• [WORK TO COMPLETE]
When you write out the records, keep every word exact and drop the pictures.

Top of DATASET EXTRACT

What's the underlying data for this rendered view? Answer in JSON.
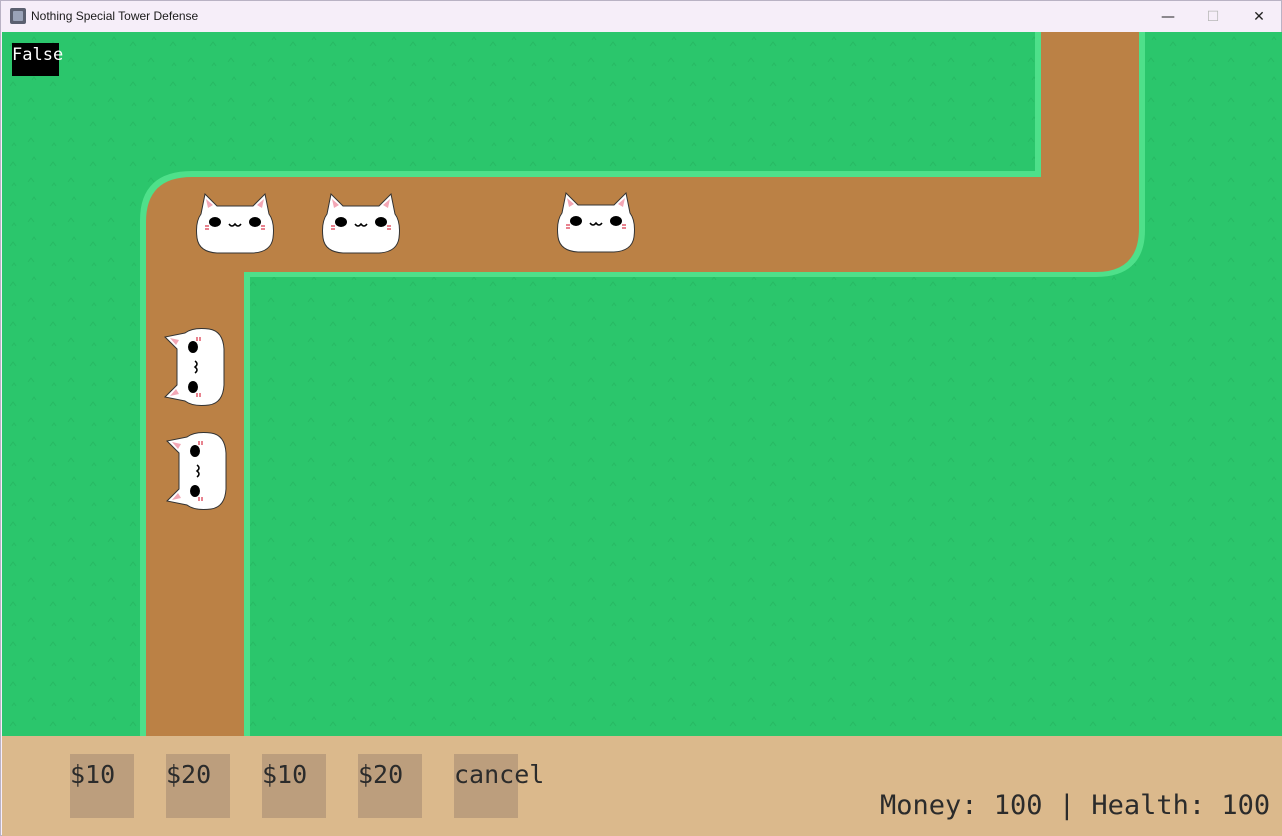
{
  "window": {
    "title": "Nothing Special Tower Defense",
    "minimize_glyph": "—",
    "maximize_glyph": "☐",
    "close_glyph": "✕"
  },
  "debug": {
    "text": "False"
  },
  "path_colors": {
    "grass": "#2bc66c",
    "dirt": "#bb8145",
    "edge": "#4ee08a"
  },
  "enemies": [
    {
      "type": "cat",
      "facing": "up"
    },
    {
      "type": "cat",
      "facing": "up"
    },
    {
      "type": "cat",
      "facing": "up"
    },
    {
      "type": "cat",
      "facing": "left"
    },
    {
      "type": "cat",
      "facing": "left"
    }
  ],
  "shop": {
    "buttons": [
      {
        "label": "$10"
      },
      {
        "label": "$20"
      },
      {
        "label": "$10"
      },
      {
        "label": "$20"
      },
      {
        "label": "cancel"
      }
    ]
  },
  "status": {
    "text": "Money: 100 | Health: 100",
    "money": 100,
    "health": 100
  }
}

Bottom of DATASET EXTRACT

• [PROBLEM SOLUTION]
What's the underlying data for this rendered view? Answer in JSON.
{
  "window": {
    "title": "Nothing Special Tower Defense",
    "minimize_glyph": "—",
    "maximize_glyph": "☐",
    "close_glyph": "✕"
  },
  "debug": {
    "text": "False"
  },
  "path_colors": {
    "grass": "#2bc66c",
    "dirt": "#bb8145",
    "edge": "#4ee08a"
  },
  "enemies": [
    {
      "type": "cat",
      "facing": "up"
    },
    {
      "type": "cat",
      "facing": "up"
    },
    {
      "type": "cat",
      "facing": "up"
    },
    {
      "type": "cat",
      "facing": "left"
    },
    {
      "type": "cat",
      "facing": "left"
    }
  ],
  "shop": {
    "buttons": [
      {
        "label": "$10"
      },
      {
        "label": "$20"
      },
      {
        "label": "$10"
      },
      {
        "label": "$20"
      },
      {
        "label": "cancel"
      }
    ]
  },
  "status": {
    "text": "Money: 100 | Health: 100",
    "money": 100,
    "health": 100
  }
}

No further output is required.